Gallup misleading Congress and public

Tomorrow the U.S. House Committee on Small Business holds a hearing featuring the results of a Gallup poll conducted in October last year.  The title of the hearing is The Path to Job Creation but the better title might be The Path to Deceiving Congress.   
The issue is the role government regulations play in small business job creation.  The GOP mantra this election season is that regulations are hindering job growth and must be eliminated or severely reduced.  Last year the House passed numerous bills to do just that.  Those bills are now in the Senate where the majority party has a different perspective on regulations and what really is holding back growth in small business—lack of cusumer demand.
The preponderance of polling results last year clearly indicate that the lack of customers is the main reason small businesses have not been able to more vigorously lead us out of the Great Recession as they have in other downturns.  But the anti-regulation crowd has been trying to use the recession both to eliminate regulations opposed by big business and as a partisan weapon in this year’s elections.
The hearing tomorrow looks like an effort to elevate the regulations issue for the media and public and force the Senate into taking action on the anti-regulation bills the House has sent it.
This is where the Gallup poll comes into play.  According to that poll, 22% of small business owners said that complying with government regulations was the most important problem facing small-business owners today.   Gallup’s analysis of this open-ended question (respondents were not given answers to choose from) showed that of all the responses, “regulations” was the number one answer.

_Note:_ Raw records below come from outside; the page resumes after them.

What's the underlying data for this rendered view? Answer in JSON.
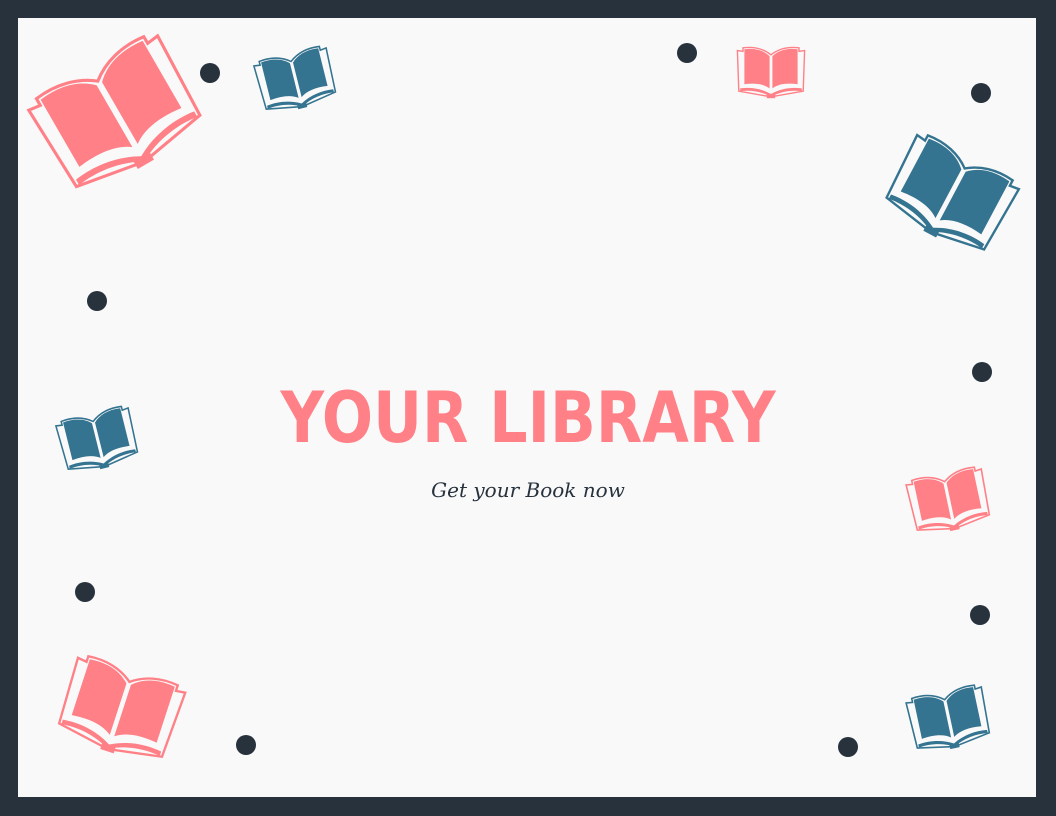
{
  "poster": {
    "title": "YOUR LIBRARY",
    "subtitle": "Get your Book now"
  },
  "colors": {
    "frame": "#27323d",
    "background": "#f9f9f9",
    "accent_pink": "#ff8087",
    "accent_blue": "#357491",
    "dot": "#27323d",
    "subtitle_text": "#27323d"
  },
  "decorations": {
    "book_icon": "open-book-icon",
    "dot_icon": "dot"
  }
}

I have a Master’s degree in Social Psychology.  But familiarity with opinion polling is not needed to bust Gallup on this poll result. 
First, using an open-ended question is troubling because the decision of how to categorize each response is subjective.  A response might contain mixed messages and thus must be interpreted giving the Gallup employee the final say on what the small business owner really meant in answering the question.  At this point the employee’s own biases (or the biases of the employer) come into play throwing the accuracy of the poll results into question.  It is interesting to note that this was the only open-ended question apparently used by Gallup in this poll.

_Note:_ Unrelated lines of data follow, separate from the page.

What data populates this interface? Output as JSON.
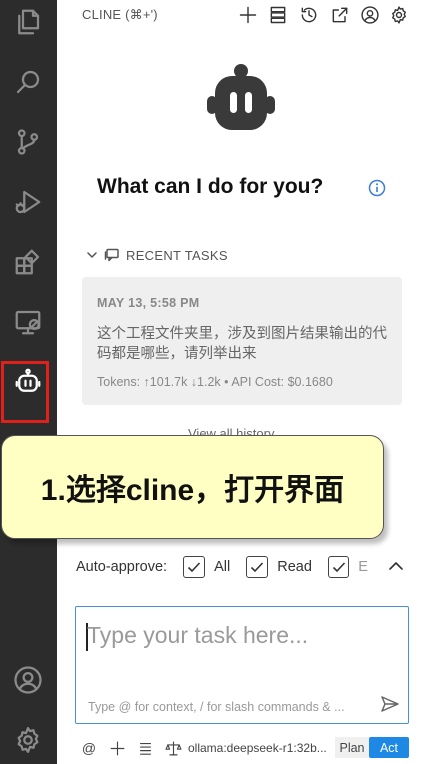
{
  "header": {
    "title": "CLINE (⌘+')",
    "icons": [
      "plus-icon",
      "history-stack-icon",
      "history-icon",
      "popout-icon",
      "account-icon",
      "gear-icon"
    ]
  },
  "activity_bar": {
    "icons": [
      "files-icon",
      "search-icon",
      "source-control-icon",
      "run-debug-icon",
      "extensions-icon",
      "remote-explorer-icon",
      "cline-robot-icon",
      "account-icon",
      "gear-icon"
    ]
  },
  "welcome": {
    "title": "What can I do for you?"
  },
  "recent_tasks": {
    "header": "RECENT TASKS",
    "items": [
      {
        "date": "MAY 13, 5:58 PM",
        "text": "这个工程文件夹里，涉及到图片结果输出的代码都是哪些，请列举出来",
        "meta": "Tokens: ↑101.7k ↓1.2k • API Cost: $0.1680"
      }
    ],
    "view_all": "View all history"
  },
  "annotation": {
    "text": "1.选择cline，打开界面",
    "background": "#ffffc4",
    "highlight_color": "#e0201b"
  },
  "auto_approve": {
    "label": "Auto-approve:",
    "options": [
      {
        "label": "All",
        "checked": true
      },
      {
        "label": "Read",
        "checked": true
      },
      {
        "label": "E",
        "checked": true
      }
    ]
  },
  "input": {
    "placeholder": "Type your task here...",
    "hint": "Type @ for context, / for slash commands & ..."
  },
  "bottom_bar": {
    "at_symbol": "@",
    "model": "ollama:deepseek-r1:32b...",
    "mode_plan": "Plan",
    "mode_act": "Act",
    "accent": "#1e88e5"
  }
}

Second, Gallup’s reporting of the answers to this question clearly shows an effort to obtain the results they wanted.  Here is how Gallup listed the results:
What do you think is the most important problem facing small-business
owners like you today? [OPEN-ENDED]
Complying with government regulations                           22%
Consumer confidence                                                      15%
Lack of consumer demand                                              12%
Lack of credit availability                                                 10%
Poor leadership/Government/President                             9%
Cash flow                                                                        7%
New healthcare policy                                                      5%
Competition from big business and overseas                     4%
Lack of jobs                                                                    4%
It is not hard to see that the responses of “consumer confidence” and “lack of jobs” are simply explanations for why there is a “lack of consumer demand”.   Combining those responses we find that 31% of small-business owners identified “lack of consumer demand” as their number one response far exceeding “complying with government regulations”.
We can even make the argument that “cash flow” is a problem because of “lack of consumer demand”.  That would show 38% of the responses being “lack of consumer demand”. 
Third, Gallup only gives us 88% of the responses to this question.  Were the remaining answers so nebulous or divergent that they weren’t of value?  Shouldn’t the number of these unreported responses alone have told Gallup that the open-ended question was a problem.
So now we know how Gallup was able to report the response to the question the way it did.  Now the question is why?
The answer is clear.  This was a Wells Fargo/Gallup poll.  Wells Fargo and the other big financial giants have been vigorous opponents of the regulations coming from the passage of Dodd/Frank that is designed to protect all of us, including small businesses, from another Great Recession.  Only the petroleum/coal industry has been trying harder to turn government regulations into the boogeyman responsible for all the country’s economic problems.
The PR tactic to bash regulations has been to convince Congress and the public that regulations are hurting small businesses.  But as previously noted much of the survey work last year on the issue didn’t come to that conclusion.  Tomorrow, results of another poll will be released by three national business organizations—American Sustainable Business Council, Main Street Alliance and Small Business Majority—again throwing water on the anti-regulation rhetoric.
It is obvious that Gallup was trying to deliver to its financing partner a response the anti-regulation folks could promote.  Hence the hearing tomorrow featuring Dr. Dennis Jacob, Chief Economist of Gallup, who will talk about the poll.
But to Gallup’s credit it did ask another question with structured responses that undermines the result produced for Wells Fargo. 
Thinking ahead to 2012, what would be a primary motivation or reason
for hiring and new employees?
When revenues or sales have increased                            27%
When the economy improves                                           20%
If you need to support growth or expansion plans             17%
If you need to replace an employee who left                     10%
Having tax credits for hiring unemployed workers             7%
Some other reason                                                           7%
That’s essentially 67% of small-business owners saying “increased consumer demand” will lead to job growth.  Maybe the “when regulations are reduced” answer is buried in the “some other reason” response.
Scroll to Top